Consumer and retail earnings include Avis Budget Group Inc. (CAR) , CVS Health Corp. (CVS) , Etsy Inc. (ETSY) , Michael Kors Holdings Ltd. (KORS) , Priceline Group Inc. (PCLN) , Sysco Corp. (SYY) and Weight Watchers International Inc. (WTW) on Monday; Dean Foods Co. (DF) , Marriott International Inc. (MAR) and SeaWorld Entertainment Inc. (SEAS) on Tuesday; HSN Inc. (HSNI) , MGM Resorts International (MGM) and Wendy's Co. (WEN) on Wednesday; and D.R. Horton Inc. (DHI) , Hertz Global Holdings Inc. (HTZ) and Noodles & Co. (NDLS) on Thursday.
Around four-fifths of S&P 500 companies have reported earnings so far this reporting season. Of those, 72% have topped earnings estimates, while 67% have exceeded revenue consensus. Economists anticipate blended earnings growth of 8%, or 5.6% excluding energy, according to Thomson Reuters.
Not all companies have seen earnings growth this quarter, though, with particular weakness concentrated in the telecom, utilities and consumer discretionary sectors.
"There's some negative earnings numbers starting to creep up now that we're getting [further] through earnings season," WBI Investments' Matt Schreiber told TheStreet. "One of the reasons for that is we actually having to beat a positive quarter of growth from the year prior."

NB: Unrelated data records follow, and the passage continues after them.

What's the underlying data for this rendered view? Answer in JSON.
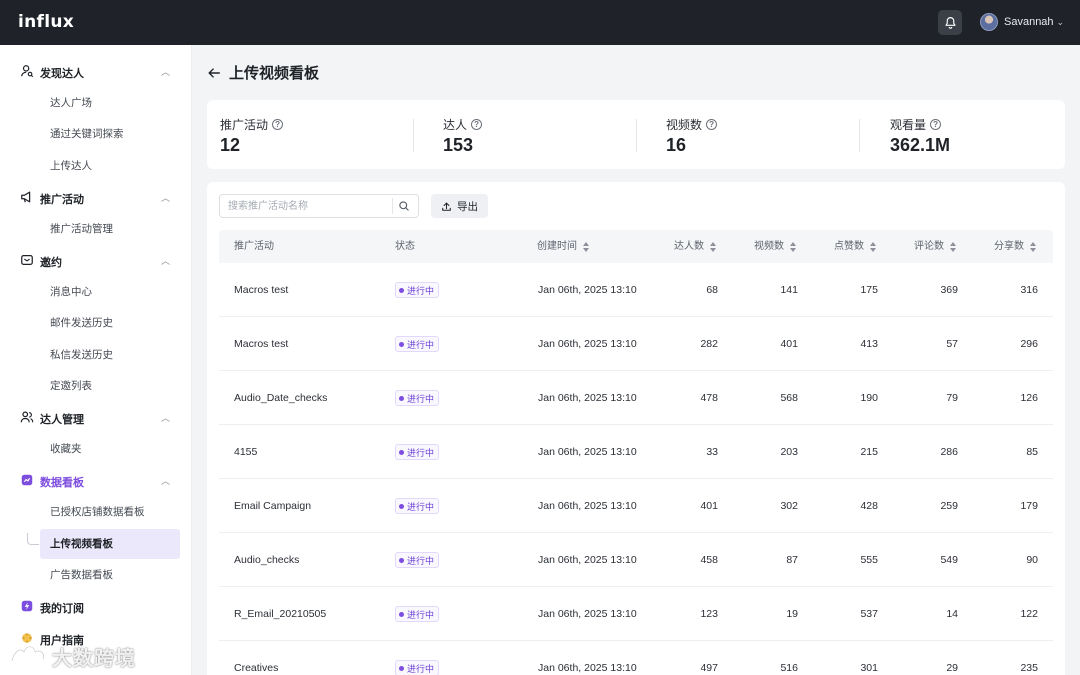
{
  "app": {
    "logo": "influx"
  },
  "topbar": {
    "user_name": "Savannah",
    "caret": "⌄"
  },
  "sidebar": {
    "groups": [
      {
        "label": "发现达人",
        "icon": "user-search-icon",
        "items": [
          "达人广场",
          "通过关键词探索",
          "上传达人"
        ]
      },
      {
        "label": "推广活动",
        "icon": "megaphone-icon",
        "items": [
          "推广活动管理"
        ]
      },
      {
        "label": "邀约",
        "icon": "mail-icon",
        "items": [
          "消息中心",
          "邮件发送历史",
          "私信发送历史",
          "定邀列表"
        ]
      },
      {
        "label": "达人管理",
        "icon": "users-icon",
        "items": [
          "收藏夹"
        ]
      },
      {
        "label": "数据看板",
        "icon": "dashboard-icon",
        "items": [
          "已授权店铺数据看板",
          "上传视频看板",
          "广告数据看板"
        ]
      },
      {
        "label": "我的订阅",
        "icon": "lightning-icon",
        "items": []
      },
      {
        "label": "用户指南",
        "icon": "guide-icon",
        "items": []
      }
    ],
    "active_item": "上传视频看板",
    "watermark": "大数跨境"
  },
  "page": {
    "title": "上传视频看板"
  },
  "stats": [
    {
      "label": "推广活动",
      "value": "12"
    },
    {
      "label": "达人",
      "value": "153"
    },
    {
      "label": "视频数",
      "value": "16"
    },
    {
      "label": "观看量",
      "value": "362.1M"
    }
  ],
  "toolbar": {
    "search_placeholder": "搜索推广活动名称",
    "export_label": "导出"
  },
  "table": {
    "columns": [
      "推广活动",
      "状态",
      "创建时间",
      "达人数",
      "视频数",
      "点赞数",
      "评论数",
      "分享数"
    ],
    "status_label": "进行中",
    "rows": [
      {
        "name": "Macros test",
        "status": "进行中",
        "created": "Jan 06th, 2025 13:10",
        "creators": "68",
        "videos": "141",
        "likes": "175",
        "comments": "369",
        "shares": "316"
      },
      {
        "name": "Macros test",
        "status": "进行中",
        "created": "Jan 06th, 2025 13:10",
        "creators": "282",
        "videos": "401",
        "likes": "413",
        "comments": "57",
        "shares": "296"
      },
      {
        "name": "Audio_Date_checks",
        "status": "进行中",
        "created": "Jan 06th, 2025 13:10",
        "creators": "478",
        "videos": "568",
        "likes": "190",
        "comments": "79",
        "shares": "126"
      },
      {
        "name": "4155",
        "status": "进行中",
        "created": "Jan 06th, 2025 13:10",
        "creators": "33",
        "videos": "203",
        "likes": "215",
        "comments": "286",
        "shares": "85"
      },
      {
        "name": "Email Campaign",
        "status": "进行中",
        "created": "Jan 06th, 2025 13:10",
        "creators": "401",
        "videos": "302",
        "likes": "428",
        "comments": "259",
        "shares": "179"
      },
      {
        "name": "Audio_checks",
        "status": "进行中",
        "created": "Jan 06th, 2025 13:10",
        "creators": "458",
        "videos": "87",
        "likes": "555",
        "comments": "549",
        "shares": "90"
      },
      {
        "name": "R_Email_20210505",
        "status": "进行中",
        "created": "Jan 06th, 2025 13:10",
        "creators": "123",
        "videos": "19",
        "likes": "537",
        "comments": "14",
        "shares": "122"
      },
      {
        "name": "Creatives",
        "status": "进行中",
        "created": "Jan 06th, 2025 13:10",
        "creators": "497",
        "videos": "516",
        "likes": "301",
        "comments": "29",
        "shares": "235"
      }
    ]
  },
  "colors": {
    "topbar": "#1f2329",
    "accent": "#7c4ddf",
    "active_bg": "#ece8fb",
    "background": "#f3f4f6"
  }
}
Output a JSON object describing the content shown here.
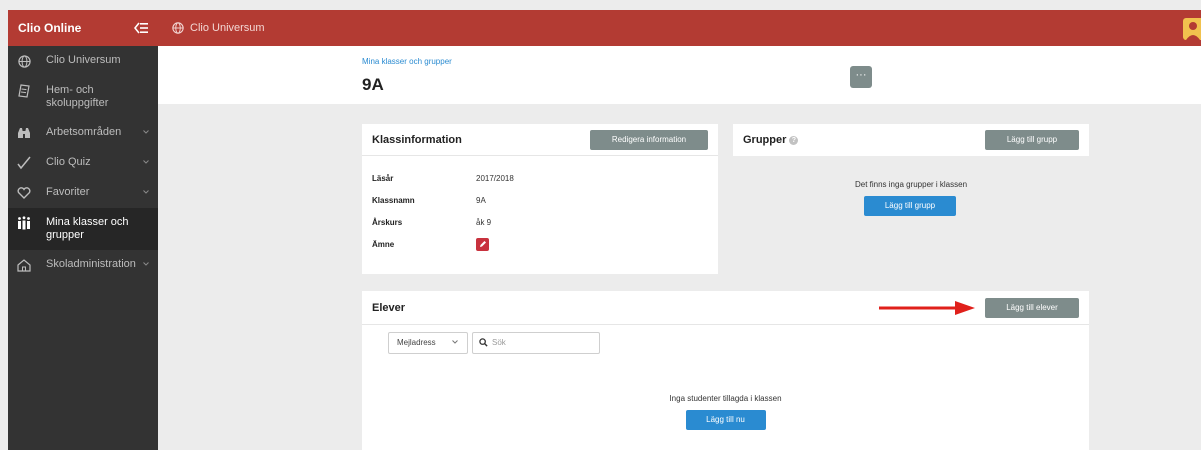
{
  "sidebar": {
    "brand": "Clio Online",
    "items": [
      {
        "label": "Clio Universum",
        "icon": "globe-icon",
        "chevron": false
      },
      {
        "label": "Hem- och skoluppgifter",
        "icon": "notes-icon",
        "chevron": false
      },
      {
        "label": "Arbetsområden",
        "icon": "binoculars-icon",
        "chevron": true
      },
      {
        "label": "Clio Quiz",
        "icon": "check-icon",
        "chevron": true
      },
      {
        "label": "Favoriter",
        "icon": "heart-icon",
        "chevron": true
      },
      {
        "label": "Mina klasser och grupper",
        "icon": "group-icon",
        "chevron": false,
        "active": true
      },
      {
        "label": "Skoladministration",
        "icon": "school-icon",
        "chevron": true
      }
    ]
  },
  "topbar": {
    "title": "Clio Universum"
  },
  "header": {
    "breadcrumb": "Mina klasser och grupper",
    "title": "9A",
    "more_label": "···"
  },
  "klassinfo": {
    "title": "Klassinformation",
    "edit_label": "Redigera information",
    "rows": [
      {
        "label": "Läsår",
        "value": "2017/2018"
      },
      {
        "label": "Klassnamn",
        "value": "9A"
      },
      {
        "label": "Årskurs",
        "value": "åk 9"
      },
      {
        "label": "Ämne",
        "value": ""
      }
    ]
  },
  "grupper": {
    "title": "Grupper",
    "help": "?",
    "add_label": "Lägg till grupp",
    "empty_text": "Det finns inga grupper i klassen",
    "empty_add_label": "Lägg till grupp"
  },
  "elever": {
    "title": "Elever",
    "add_label": "Lägg till elever",
    "filter_value": "Mejladress",
    "search_placeholder": "Sök",
    "empty_text": "Inga studenter tillagda i klassen",
    "empty_add_label": "Lägg till nu"
  },
  "colors": {
    "brand_red": "#b33b33",
    "sidebar_bg": "#333333",
    "accent_blue": "#2a8bd1",
    "grey_button": "#7e8c8b",
    "annotation_arrow": "#e0201b"
  }
}
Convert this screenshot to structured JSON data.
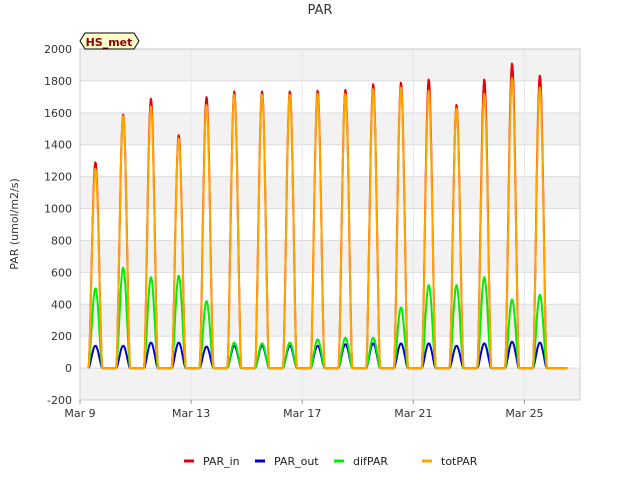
{
  "chart_data": {
    "type": "line",
    "title": "PAR",
    "ylabel": "PAR (umol/m2/s)",
    "xlabel": "",
    "badge": "HS_met",
    "ylim": [
      -200,
      2000
    ],
    "yticks": [
      -200,
      0,
      200,
      400,
      600,
      800,
      1000,
      1200,
      1400,
      1600,
      1800,
      2000
    ],
    "xlim": [
      "2025-03-09",
      "2025-03-27"
    ],
    "xticks": [
      {
        "label": "Mar 9",
        "date": "2025-03-09"
      },
      {
        "label": "Mar 13",
        "date": "2025-03-13"
      },
      {
        "label": "Mar 17",
        "date": "2025-03-17"
      },
      {
        "label": "Mar 21",
        "date": "2025-03-21"
      },
      {
        "label": "Mar 25",
        "date": "2025-03-25"
      }
    ],
    "grid": true,
    "legend_position": "bottom",
    "x": [
      "2025-03-09",
      "2025-03-10",
      "2025-03-11",
      "2025-03-12",
      "2025-03-13",
      "2025-03-14",
      "2025-03-15",
      "2025-03-16",
      "2025-03-17",
      "2025-03-18",
      "2025-03-19",
      "2025-03-20",
      "2025-03-21",
      "2025-03-22",
      "2025-03-23",
      "2025-03-24",
      "2025-03-25",
      "2025-03-26"
    ],
    "x_note": "daily peak values at local solar noon",
    "series": [
      {
        "name": "PAR_in",
        "color": "#e8000b",
        "values": [
          1290,
          1590,
          1690,
          1460,
          1700,
          1735,
          1735,
          1735,
          1740,
          1745,
          1780,
          1790,
          1810,
          1650,
          1810,
          1910,
          1835,
          0
        ]
      },
      {
        "name": "PAR_out",
        "color": "#0000cc",
        "values": [
          140,
          140,
          160,
          160,
          135,
          140,
          140,
          140,
          140,
          150,
          155,
          155,
          155,
          140,
          155,
          165,
          160,
          0
        ]
      },
      {
        "name": "difPAR",
        "color": "#00ee00",
        "values": [
          500,
          630,
          570,
          580,
          420,
          160,
          155,
          160,
          180,
          190,
          190,
          380,
          520,
          520,
          570,
          430,
          460,
          0
        ]
      },
      {
        "name": "totPAR",
        "color": "#ffa500",
        "values": [
          1250,
          1580,
          1640,
          1440,
          1650,
          1715,
          1715,
          1715,
          1720,
          1720,
          1750,
          1760,
          1740,
          1630,
          1720,
          1820,
          1760,
          0
        ]
      }
    ]
  }
}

The economic calendar is fairly quiet in the coming week. The Job Openings and Labor Turnover Survey for September will be released on Tuesday, weekly jobless claims as normal on Thursday, and a preliminary reading on consumer sentiment for November on Friday, Nov. 10.